- **Records for the task**:
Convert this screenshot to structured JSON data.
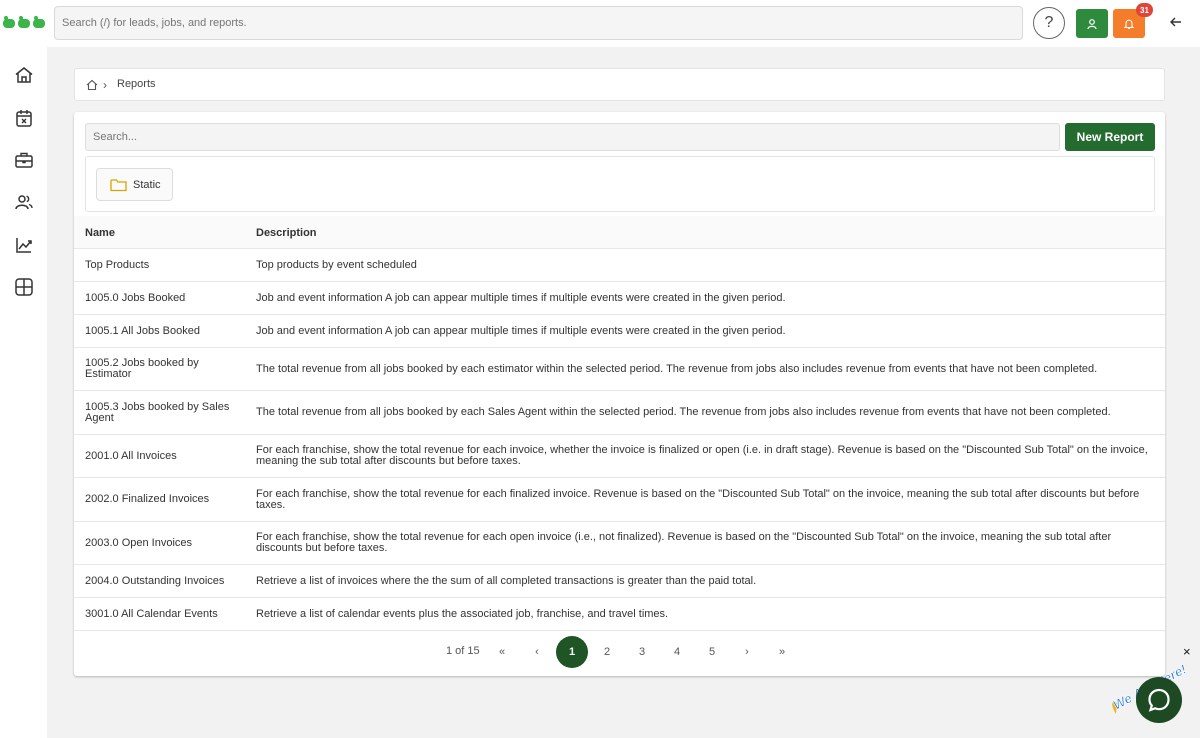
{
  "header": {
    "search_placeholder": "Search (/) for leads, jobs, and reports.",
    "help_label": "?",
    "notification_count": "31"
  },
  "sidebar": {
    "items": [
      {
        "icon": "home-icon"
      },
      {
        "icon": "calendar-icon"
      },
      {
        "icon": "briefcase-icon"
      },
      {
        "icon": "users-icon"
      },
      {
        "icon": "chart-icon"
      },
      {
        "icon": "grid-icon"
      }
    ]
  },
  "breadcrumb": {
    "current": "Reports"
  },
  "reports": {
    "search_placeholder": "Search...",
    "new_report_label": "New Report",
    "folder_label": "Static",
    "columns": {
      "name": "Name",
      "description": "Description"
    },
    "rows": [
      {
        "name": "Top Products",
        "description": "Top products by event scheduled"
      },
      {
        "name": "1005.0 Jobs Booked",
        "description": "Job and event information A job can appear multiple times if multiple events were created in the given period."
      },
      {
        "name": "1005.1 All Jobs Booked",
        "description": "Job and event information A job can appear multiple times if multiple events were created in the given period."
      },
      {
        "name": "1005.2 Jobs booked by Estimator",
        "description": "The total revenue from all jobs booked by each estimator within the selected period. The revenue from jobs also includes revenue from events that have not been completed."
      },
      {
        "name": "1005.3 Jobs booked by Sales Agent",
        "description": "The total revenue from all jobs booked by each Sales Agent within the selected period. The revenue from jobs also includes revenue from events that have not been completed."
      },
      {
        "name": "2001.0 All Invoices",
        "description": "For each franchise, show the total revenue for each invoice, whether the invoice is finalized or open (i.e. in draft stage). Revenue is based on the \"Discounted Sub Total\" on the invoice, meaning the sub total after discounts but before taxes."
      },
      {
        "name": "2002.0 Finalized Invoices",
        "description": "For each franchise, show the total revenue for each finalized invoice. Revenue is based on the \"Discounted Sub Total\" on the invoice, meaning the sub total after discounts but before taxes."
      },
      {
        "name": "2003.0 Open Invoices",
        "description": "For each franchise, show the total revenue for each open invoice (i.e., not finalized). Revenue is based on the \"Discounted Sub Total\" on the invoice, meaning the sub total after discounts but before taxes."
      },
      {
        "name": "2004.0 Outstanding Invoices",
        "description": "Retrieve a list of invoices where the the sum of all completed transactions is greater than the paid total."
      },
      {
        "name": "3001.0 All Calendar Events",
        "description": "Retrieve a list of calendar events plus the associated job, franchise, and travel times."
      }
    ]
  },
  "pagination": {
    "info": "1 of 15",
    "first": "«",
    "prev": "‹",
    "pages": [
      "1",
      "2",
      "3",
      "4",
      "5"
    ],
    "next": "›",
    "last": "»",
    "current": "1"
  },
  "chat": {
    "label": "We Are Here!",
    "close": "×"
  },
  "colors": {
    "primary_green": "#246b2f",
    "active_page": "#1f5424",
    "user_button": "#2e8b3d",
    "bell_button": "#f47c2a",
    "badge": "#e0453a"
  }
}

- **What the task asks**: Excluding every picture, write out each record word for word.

- **Result**:
Convert this screenshot to structured JSON data.
{
  "header": {
    "search_placeholder": "Search (/) for leads, jobs, and reports.",
    "help_label": "?",
    "notification_count": "31"
  },
  "sidebar": {
    "items": [
      {
        "icon": "home-icon"
      },
      {
        "icon": "calendar-icon"
      },
      {
        "icon": "briefcase-icon"
      },
      {
        "icon": "users-icon"
      },
      {
        "icon": "chart-icon"
      },
      {
        "icon": "grid-icon"
      }
    ]
  },
  "breadcrumb": {
    "current": "Reports"
  },
  "reports": {
    "search_placeholder": "Search...",
    "new_report_label": "New Report",
    "folder_label": "Static",
    "columns": {
      "name": "Name",
      "description": "Description"
    },
    "rows": [
      {
        "name": "Top Products",
        "description": "Top products by event scheduled"
      },
      {
        "name": "1005.0 Jobs Booked",
        "description": "Job and event information A job can appear multiple times if multiple events were created in the given period."
      },
      {
        "name": "1005.1 All Jobs Booked",
        "description": "Job and event information A job can appear multiple times if multiple events were created in the given period."
      },
      {
        "name": "1005.2 Jobs booked by Estimator",
        "description": "The total revenue from all jobs booked by each estimator within the selected period. The revenue from jobs also includes revenue from events that have not been completed."
      },
      {
        "name": "1005.3 Jobs booked by Sales Agent",
        "description": "The total revenue from all jobs booked by each Sales Agent within the selected period. The revenue from jobs also includes revenue from events that have not been completed."
      },
      {
        "name": "2001.0 All Invoices",
        "description": "For each franchise, show the total revenue for each invoice, whether the invoice is finalized or open (i.e. in draft stage). Revenue is based on the \"Discounted Sub Total\" on the invoice, meaning the sub total after discounts but before taxes."
      },
      {
        "name": "2002.0 Finalized Invoices",
        "description": "For each franchise, show the total revenue for each finalized invoice. Revenue is based on the \"Discounted Sub Total\" on the invoice, meaning the sub total after discounts but before taxes."
      },
      {
        "name": "2003.0 Open Invoices",
        "description": "For each franchise, show the total revenue for each open invoice (i.e., not finalized). Revenue is based on the \"Discounted Sub Total\" on the invoice, meaning the sub total after discounts but before taxes."
      },
      {
        "name": "2004.0 Outstanding Invoices",
        "description": "Retrieve a list of invoices where the the sum of all completed transactions is greater than the paid total."
      },
      {
        "name": "3001.0 All Calendar Events",
        "description": "Retrieve a list of calendar events plus the associated job, franchise, and travel times."
      }
    ]
  },
  "pagination": {
    "info": "1 of 15",
    "first": "«",
    "prev": "‹",
    "pages": [
      "1",
      "2",
      "3",
      "4",
      "5"
    ],
    "next": "›",
    "last": "»",
    "current": "1"
  },
  "chat": {
    "label": "We Are Here!",
    "close": "×"
  },
  "colors": {
    "primary_green": "#246b2f",
    "active_page": "#1f5424",
    "user_button": "#2e8b3d",
    "bell_button": "#f47c2a",
    "badge": "#e0453a"
  }
}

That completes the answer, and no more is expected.